Output all records exactly.

(Beginning of MATERIAL FOR THIS EXERCISE)

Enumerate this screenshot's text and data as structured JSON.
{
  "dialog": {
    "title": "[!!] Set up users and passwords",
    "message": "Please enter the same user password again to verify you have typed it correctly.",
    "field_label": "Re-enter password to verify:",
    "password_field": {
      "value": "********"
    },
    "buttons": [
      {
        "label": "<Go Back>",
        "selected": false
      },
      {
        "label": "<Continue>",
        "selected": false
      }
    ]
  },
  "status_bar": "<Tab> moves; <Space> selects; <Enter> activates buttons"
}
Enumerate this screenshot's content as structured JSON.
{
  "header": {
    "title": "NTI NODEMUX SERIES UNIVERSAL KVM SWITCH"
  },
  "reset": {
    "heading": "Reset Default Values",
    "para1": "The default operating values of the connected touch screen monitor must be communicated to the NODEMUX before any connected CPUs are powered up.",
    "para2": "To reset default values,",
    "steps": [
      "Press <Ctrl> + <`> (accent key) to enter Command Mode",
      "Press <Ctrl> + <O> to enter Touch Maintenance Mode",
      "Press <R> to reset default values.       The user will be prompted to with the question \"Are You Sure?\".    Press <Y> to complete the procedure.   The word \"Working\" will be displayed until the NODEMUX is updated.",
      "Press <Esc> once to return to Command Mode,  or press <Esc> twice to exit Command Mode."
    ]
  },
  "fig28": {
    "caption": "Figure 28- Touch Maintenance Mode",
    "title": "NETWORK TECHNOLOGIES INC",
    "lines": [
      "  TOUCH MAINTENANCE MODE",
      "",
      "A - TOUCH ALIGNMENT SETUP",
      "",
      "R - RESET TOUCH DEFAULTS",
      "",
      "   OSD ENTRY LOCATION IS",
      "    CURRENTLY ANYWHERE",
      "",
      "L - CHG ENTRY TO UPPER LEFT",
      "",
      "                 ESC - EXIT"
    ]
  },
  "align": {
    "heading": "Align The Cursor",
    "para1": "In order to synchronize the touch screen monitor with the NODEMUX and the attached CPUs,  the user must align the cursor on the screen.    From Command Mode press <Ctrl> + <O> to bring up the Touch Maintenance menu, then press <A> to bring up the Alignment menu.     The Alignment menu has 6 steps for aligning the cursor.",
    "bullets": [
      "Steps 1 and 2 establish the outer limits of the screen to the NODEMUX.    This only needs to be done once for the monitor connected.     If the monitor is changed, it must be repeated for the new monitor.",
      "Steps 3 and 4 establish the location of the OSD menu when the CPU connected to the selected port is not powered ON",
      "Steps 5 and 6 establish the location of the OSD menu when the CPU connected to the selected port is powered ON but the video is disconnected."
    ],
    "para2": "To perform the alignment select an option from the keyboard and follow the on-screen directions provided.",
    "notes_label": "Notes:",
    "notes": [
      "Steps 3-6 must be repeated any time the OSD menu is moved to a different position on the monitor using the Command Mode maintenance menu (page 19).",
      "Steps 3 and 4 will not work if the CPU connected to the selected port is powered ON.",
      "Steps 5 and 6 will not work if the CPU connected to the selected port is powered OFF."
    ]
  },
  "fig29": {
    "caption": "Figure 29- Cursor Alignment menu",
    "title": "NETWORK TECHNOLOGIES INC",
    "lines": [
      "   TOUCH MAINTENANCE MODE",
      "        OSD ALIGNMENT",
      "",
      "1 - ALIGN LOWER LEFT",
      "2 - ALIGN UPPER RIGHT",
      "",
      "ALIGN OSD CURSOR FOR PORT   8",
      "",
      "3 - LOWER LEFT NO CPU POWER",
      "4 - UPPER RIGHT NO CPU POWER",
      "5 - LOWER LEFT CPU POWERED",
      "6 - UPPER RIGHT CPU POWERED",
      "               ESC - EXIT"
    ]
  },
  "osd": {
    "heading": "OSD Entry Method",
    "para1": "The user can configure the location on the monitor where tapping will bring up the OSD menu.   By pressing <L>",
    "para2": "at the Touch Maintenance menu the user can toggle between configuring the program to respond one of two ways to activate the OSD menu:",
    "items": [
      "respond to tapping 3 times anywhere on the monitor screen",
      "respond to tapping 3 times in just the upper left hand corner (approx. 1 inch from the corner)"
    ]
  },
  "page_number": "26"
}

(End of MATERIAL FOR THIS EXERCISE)

ANSWER SECTION.
Enumerate this screenshot's text and data as structured JSON.
{
  "dialog": {
    "title": "[!!] Set up users and passwords",
    "message": "Please enter the same user password again to verify you have typed it correctly.",
    "field_label": "Re-enter password to verify:",
    "password_field": {
      "value": "********"
    },
    "buttons": [
      {
        "label": "<Go Back>",
        "selected": false
      },
      {
        "label": "<Continue>",
        "selected": false
      }
    ]
  },
  "status_bar": "<Tab> moves; <Space> selects; <Enter> activates buttons"
}
Enumerate this screenshot's content as structured JSON.
{
  "header": {
    "title": "NTI NODEMUX SERIES UNIVERSAL KVM SWITCH"
  },
  "reset": {
    "heading": "Reset Default Values",
    "para1": "The default operating values of the connected touch screen monitor must be communicated to the NODEMUX before any connected CPUs are powered up.",
    "para2": "To reset default values,",
    "steps": [
      "Press <Ctrl> + <`> (accent key) to enter Command Mode",
      "Press <Ctrl> + <O> to enter Touch Maintenance Mode",
      "Press <R> to reset default values.       The user will be prompted to with the question \"Are You Sure?\".    Press <Y> to complete the procedure.   The word \"Working\" will be displayed until the NODEMUX is updated.",
      "Press <Esc> once to return to Command Mode,  or press <Esc> twice to exit Command Mode."
    ]
  },
  "fig28": {
    "caption": "Figure 28- Touch Maintenance Mode",
    "title": "NETWORK TECHNOLOGIES INC",
    "lines": [
      "  TOUCH MAINTENANCE MODE",
      "",
      "A - TOUCH ALIGNMENT SETUP",
      "",
      "R - RESET TOUCH DEFAULTS",
      "",
      "   OSD ENTRY LOCATION IS",
      "    CURRENTLY ANYWHERE",
      "",
      "L - CHG ENTRY TO UPPER LEFT",
      "",
      "                 ESC - EXIT"
    ]
  },
  "align": {
    "heading": "Align The Cursor",
    "para1": "In order to synchronize the touch screen monitor with the NODEMUX and the attached CPUs,  the user must align the cursor on the screen.    From Command Mode press <Ctrl> + <O> to bring up the Touch Maintenance menu, then press <A> to bring up the Alignment menu.     The Alignment menu has 6 steps for aligning the cursor.",
    "bullets": [
      "Steps 1 and 2 establish the outer limits of the screen to the NODEMUX.    This only needs to be done once for the monitor connected.     If the monitor is changed, it must be repeated for the new monitor.",
      "Steps 3 and 4 establish the location of the OSD menu when the CPU connected to the selected port is not powered ON",
      "Steps 5 and 6 establish the location of the OSD menu when the CPU connected to the selected port is powered ON but the video is disconnected."
    ],
    "para2": "To perform the alignment select an option from the keyboard and follow the on-screen directions provided.",
    "notes_label": "Notes:",
    "notes": [
      "Steps 3-6 must be repeated any time the OSD menu is moved to a different position on the monitor using the Command Mode maintenance menu (page 19).",
      "Steps 3 and 4 will not work if the CPU connected to the selected port is powered ON.",
      "Steps 5 and 6 will not work if the CPU connected to the selected port is powered OFF."
    ]
  },
  "fig29": {
    "caption": "Figure 29- Cursor Alignment menu",
    "title": "NETWORK TECHNOLOGIES INC",
    "lines": [
      "   TOUCH MAINTENANCE MODE",
      "        OSD ALIGNMENT",
      "",
      "1 - ALIGN LOWER LEFT",
      "2 - ALIGN UPPER RIGHT",
      "",
      "ALIGN OSD CURSOR FOR PORT   8",
      "",
      "3 - LOWER LEFT NO CPU POWER",
      "4 - UPPER RIGHT NO CPU POWER",
      "5 - LOWER LEFT CPU POWERED",
      "6 - UPPER RIGHT CPU POWERED",
      "               ESC - EXIT"
    ]
  },
  "osd": {
    "heading": "OSD Entry Method",
    "para1": "The user can configure the location on the monitor where tapping will bring up the OSD menu.   By pressing <L>",
    "para2": "at the Touch Maintenance menu the user can toggle between configuring the program to respond one of two ways to activate the OSD menu:",
    "items": [
      "respond to tapping 3 times anywhere on the monitor screen",
      "respond to tapping 3 times in just the upper left hand corner (approx. 1 inch from the corner)"
    ]
  },
  "page_number": "26"
}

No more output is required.